SUPPLIED MATERIAL:
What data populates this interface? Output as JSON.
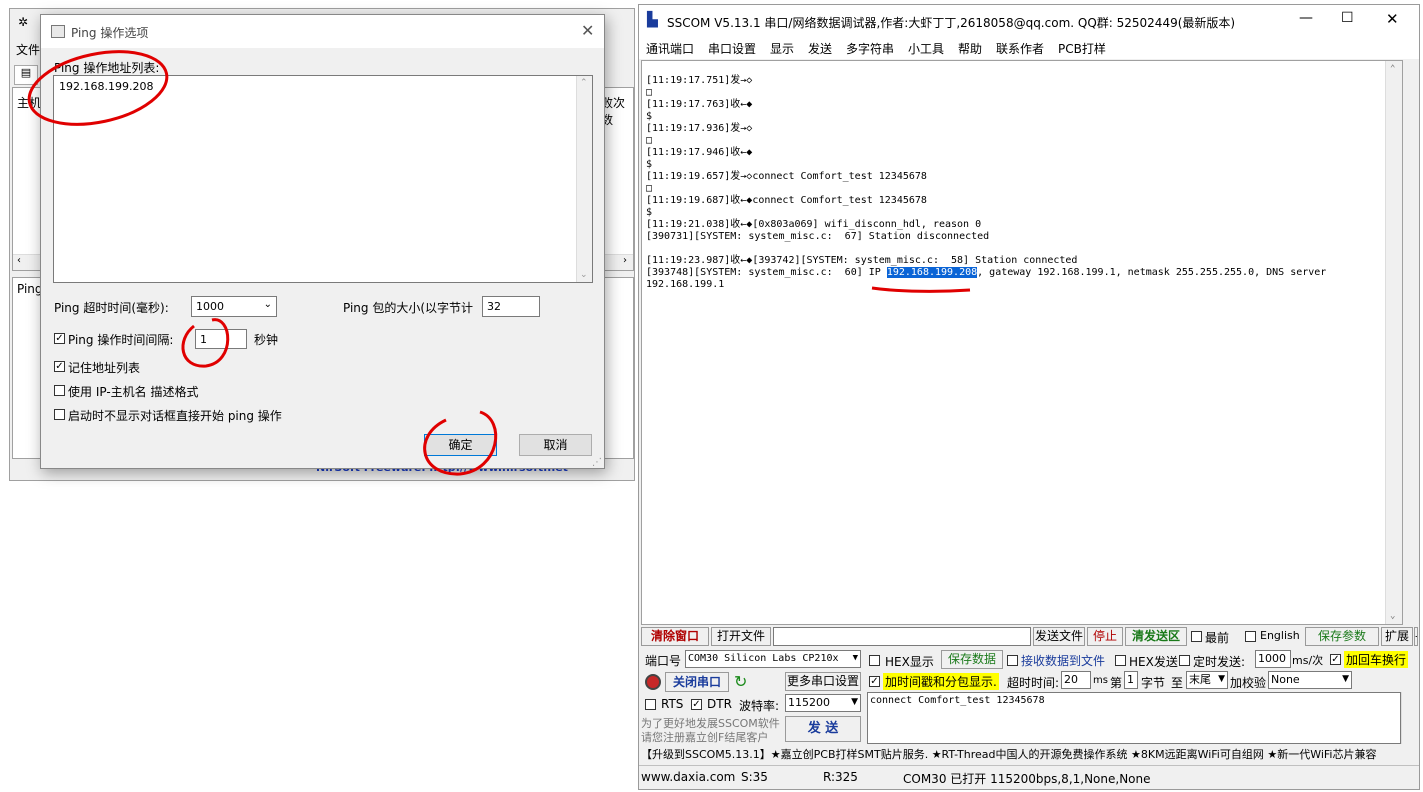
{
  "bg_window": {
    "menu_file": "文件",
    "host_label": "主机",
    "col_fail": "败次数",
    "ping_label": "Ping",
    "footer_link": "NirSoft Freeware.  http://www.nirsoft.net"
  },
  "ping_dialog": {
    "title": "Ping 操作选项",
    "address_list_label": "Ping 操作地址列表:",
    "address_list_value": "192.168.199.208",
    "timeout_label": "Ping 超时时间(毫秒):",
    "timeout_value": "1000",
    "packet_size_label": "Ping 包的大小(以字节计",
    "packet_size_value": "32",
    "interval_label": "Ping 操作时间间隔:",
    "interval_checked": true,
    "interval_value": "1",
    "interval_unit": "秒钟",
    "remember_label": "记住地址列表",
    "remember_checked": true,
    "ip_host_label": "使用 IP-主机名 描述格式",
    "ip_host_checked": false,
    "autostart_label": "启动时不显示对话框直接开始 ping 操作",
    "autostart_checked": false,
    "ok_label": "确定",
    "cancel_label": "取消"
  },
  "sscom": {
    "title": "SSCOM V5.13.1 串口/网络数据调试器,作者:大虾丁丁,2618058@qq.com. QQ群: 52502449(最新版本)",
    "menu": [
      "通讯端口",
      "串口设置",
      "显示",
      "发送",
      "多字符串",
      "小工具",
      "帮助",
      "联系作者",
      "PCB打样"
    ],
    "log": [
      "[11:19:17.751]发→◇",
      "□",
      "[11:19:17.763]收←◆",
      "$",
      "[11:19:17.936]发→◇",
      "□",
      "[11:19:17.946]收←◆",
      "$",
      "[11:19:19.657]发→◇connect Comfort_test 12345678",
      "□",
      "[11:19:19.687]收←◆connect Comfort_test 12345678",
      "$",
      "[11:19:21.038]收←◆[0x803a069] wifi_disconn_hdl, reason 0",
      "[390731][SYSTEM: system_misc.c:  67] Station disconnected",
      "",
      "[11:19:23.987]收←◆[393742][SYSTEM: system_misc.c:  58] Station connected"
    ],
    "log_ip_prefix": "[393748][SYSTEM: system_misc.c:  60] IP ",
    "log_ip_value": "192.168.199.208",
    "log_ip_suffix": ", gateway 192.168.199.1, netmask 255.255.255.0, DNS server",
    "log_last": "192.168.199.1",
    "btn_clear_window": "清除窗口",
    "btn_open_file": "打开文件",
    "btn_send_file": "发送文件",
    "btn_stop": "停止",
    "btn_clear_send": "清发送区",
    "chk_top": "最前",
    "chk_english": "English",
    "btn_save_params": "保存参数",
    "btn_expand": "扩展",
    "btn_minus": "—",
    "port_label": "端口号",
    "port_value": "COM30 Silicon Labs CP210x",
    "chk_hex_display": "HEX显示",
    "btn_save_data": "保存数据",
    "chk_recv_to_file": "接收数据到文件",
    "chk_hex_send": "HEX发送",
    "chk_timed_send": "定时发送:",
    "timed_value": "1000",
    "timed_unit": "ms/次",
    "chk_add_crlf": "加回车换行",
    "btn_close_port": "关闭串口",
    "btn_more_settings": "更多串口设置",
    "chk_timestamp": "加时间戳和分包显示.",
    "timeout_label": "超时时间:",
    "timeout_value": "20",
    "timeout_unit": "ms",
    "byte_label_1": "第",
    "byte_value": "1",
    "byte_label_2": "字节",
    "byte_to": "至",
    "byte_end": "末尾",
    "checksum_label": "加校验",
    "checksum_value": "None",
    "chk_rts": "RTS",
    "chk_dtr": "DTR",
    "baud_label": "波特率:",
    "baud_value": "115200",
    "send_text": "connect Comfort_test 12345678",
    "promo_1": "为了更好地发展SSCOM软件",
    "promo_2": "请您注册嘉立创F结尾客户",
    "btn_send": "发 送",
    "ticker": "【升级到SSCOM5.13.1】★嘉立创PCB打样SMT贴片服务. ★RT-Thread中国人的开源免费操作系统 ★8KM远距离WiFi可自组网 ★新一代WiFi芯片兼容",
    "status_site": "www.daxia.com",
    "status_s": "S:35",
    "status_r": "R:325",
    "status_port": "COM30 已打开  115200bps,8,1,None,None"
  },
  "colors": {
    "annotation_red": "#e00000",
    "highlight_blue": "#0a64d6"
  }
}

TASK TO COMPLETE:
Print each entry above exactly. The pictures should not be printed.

COMPLETED EXERCISE:
What data populates this interface? Output as JSON.
{
  "bg_window": {
    "menu_file": "文件",
    "host_label": "主机",
    "col_fail": "败次数",
    "ping_label": "Ping",
    "footer_link": "NirSoft Freeware.  http://www.nirsoft.net"
  },
  "ping_dialog": {
    "title": "Ping 操作选项",
    "address_list_label": "Ping 操作地址列表:",
    "address_list_value": "192.168.199.208",
    "timeout_label": "Ping 超时时间(毫秒):",
    "timeout_value": "1000",
    "packet_size_label": "Ping 包的大小(以字节计",
    "packet_size_value": "32",
    "interval_label": "Ping 操作时间间隔:",
    "interval_checked": true,
    "interval_value": "1",
    "interval_unit": "秒钟",
    "remember_label": "记住地址列表",
    "remember_checked": true,
    "ip_host_label": "使用 IP-主机名 描述格式",
    "ip_host_checked": false,
    "autostart_label": "启动时不显示对话框直接开始 ping 操作",
    "autostart_checked": false,
    "ok_label": "确定",
    "cancel_label": "取消"
  },
  "sscom": {
    "title": "SSCOM V5.13.1 串口/网络数据调试器,作者:大虾丁丁,2618058@qq.com. QQ群: 52502449(最新版本)",
    "menu": [
      "通讯端口",
      "串口设置",
      "显示",
      "发送",
      "多字符串",
      "小工具",
      "帮助",
      "联系作者",
      "PCB打样"
    ],
    "log": [
      "[11:19:17.751]发→◇",
      "□",
      "[11:19:17.763]收←◆",
      "$",
      "[11:19:17.936]发→◇",
      "□",
      "[11:19:17.946]收←◆",
      "$",
      "[11:19:19.657]发→◇connect Comfort_test 12345678",
      "□",
      "[11:19:19.687]收←◆connect Comfort_test 12345678",
      "$",
      "[11:19:21.038]收←◆[0x803a069] wifi_disconn_hdl, reason 0",
      "[390731][SYSTEM: system_misc.c:  67] Station disconnected",
      "",
      "[11:19:23.987]收←◆[393742][SYSTEM: system_misc.c:  58] Station connected"
    ],
    "log_ip_prefix": "[393748][SYSTEM: system_misc.c:  60] IP ",
    "log_ip_value": "192.168.199.208",
    "log_ip_suffix": ", gateway 192.168.199.1, netmask 255.255.255.0, DNS server",
    "log_last": "192.168.199.1",
    "btn_clear_window": "清除窗口",
    "btn_open_file": "打开文件",
    "btn_send_file": "发送文件",
    "btn_stop": "停止",
    "btn_clear_send": "清发送区",
    "chk_top": "最前",
    "chk_english": "English",
    "btn_save_params": "保存参数",
    "btn_expand": "扩展",
    "btn_minus": "—",
    "port_label": "端口号",
    "port_value": "COM30 Silicon Labs CP210x",
    "chk_hex_display": "HEX显示",
    "btn_save_data": "保存数据",
    "chk_recv_to_file": "接收数据到文件",
    "chk_hex_send": "HEX发送",
    "chk_timed_send": "定时发送:",
    "timed_value": "1000",
    "timed_unit": "ms/次",
    "chk_add_crlf": "加回车换行",
    "btn_close_port": "关闭串口",
    "btn_more_settings": "更多串口设置",
    "chk_timestamp": "加时间戳和分包显示.",
    "timeout_label": "超时时间:",
    "timeout_value": "20",
    "timeout_unit": "ms",
    "byte_label_1": "第",
    "byte_value": "1",
    "byte_label_2": "字节",
    "byte_to": "至",
    "byte_end": "末尾",
    "checksum_label": "加校验",
    "checksum_value": "None",
    "chk_rts": "RTS",
    "chk_dtr": "DTR",
    "baud_label": "波特率:",
    "baud_value": "115200",
    "send_text": "connect Comfort_test 12345678",
    "promo_1": "为了更好地发展SSCOM软件",
    "promo_2": "请您注册嘉立创F结尾客户",
    "btn_send": "发 送",
    "ticker": "【升级到SSCOM5.13.1】★嘉立创PCB打样SMT贴片服务. ★RT-Thread中国人的开源免费操作系统 ★8KM远距离WiFi可自组网 ★新一代WiFi芯片兼容",
    "status_site": "www.daxia.com",
    "status_s": "S:35",
    "status_r": "R:325",
    "status_port": "COM30 已打开  115200bps,8,1,None,None"
  },
  "colors": {
    "annotation_red": "#e00000",
    "highlight_blue": "#0a64d6"
  }
}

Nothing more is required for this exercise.